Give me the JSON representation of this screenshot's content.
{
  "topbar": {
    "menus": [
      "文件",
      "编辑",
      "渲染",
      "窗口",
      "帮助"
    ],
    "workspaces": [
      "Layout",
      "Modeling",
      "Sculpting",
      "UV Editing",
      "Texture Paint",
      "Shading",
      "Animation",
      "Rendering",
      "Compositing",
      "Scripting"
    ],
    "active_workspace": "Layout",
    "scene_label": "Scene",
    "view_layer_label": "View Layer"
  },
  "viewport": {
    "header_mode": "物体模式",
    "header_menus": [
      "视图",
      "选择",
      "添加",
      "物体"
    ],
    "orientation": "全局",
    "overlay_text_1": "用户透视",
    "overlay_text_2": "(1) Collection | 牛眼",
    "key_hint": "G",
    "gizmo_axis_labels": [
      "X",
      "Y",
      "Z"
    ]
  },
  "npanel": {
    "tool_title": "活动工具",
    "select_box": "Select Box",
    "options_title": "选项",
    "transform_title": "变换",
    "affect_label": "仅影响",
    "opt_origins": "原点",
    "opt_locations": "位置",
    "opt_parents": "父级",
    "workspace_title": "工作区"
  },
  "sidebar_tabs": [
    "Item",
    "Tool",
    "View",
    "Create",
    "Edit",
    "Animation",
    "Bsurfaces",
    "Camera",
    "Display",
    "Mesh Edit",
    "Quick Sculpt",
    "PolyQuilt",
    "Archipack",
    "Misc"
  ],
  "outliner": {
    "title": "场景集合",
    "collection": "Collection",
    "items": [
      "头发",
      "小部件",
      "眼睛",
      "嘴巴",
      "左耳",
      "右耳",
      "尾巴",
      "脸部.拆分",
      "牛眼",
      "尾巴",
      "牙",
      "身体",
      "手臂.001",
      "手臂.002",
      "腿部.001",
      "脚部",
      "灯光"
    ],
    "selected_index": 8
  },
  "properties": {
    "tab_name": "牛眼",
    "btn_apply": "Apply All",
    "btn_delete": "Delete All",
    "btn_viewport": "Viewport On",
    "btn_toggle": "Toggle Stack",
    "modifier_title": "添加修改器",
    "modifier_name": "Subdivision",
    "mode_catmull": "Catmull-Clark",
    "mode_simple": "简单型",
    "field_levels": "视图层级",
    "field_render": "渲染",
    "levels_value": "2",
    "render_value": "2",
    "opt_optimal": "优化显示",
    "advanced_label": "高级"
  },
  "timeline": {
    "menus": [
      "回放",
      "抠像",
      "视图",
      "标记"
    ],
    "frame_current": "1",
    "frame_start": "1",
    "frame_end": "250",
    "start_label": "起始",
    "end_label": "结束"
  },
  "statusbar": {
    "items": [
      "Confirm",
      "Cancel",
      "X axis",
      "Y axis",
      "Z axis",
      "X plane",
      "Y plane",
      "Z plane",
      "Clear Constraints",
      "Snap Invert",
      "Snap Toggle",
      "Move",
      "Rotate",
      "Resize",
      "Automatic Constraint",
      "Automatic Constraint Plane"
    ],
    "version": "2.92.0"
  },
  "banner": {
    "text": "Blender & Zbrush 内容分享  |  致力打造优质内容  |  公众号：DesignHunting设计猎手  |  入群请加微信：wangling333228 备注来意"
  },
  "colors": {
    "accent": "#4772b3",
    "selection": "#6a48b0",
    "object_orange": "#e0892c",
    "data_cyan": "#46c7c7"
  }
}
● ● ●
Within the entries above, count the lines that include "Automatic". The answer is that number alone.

2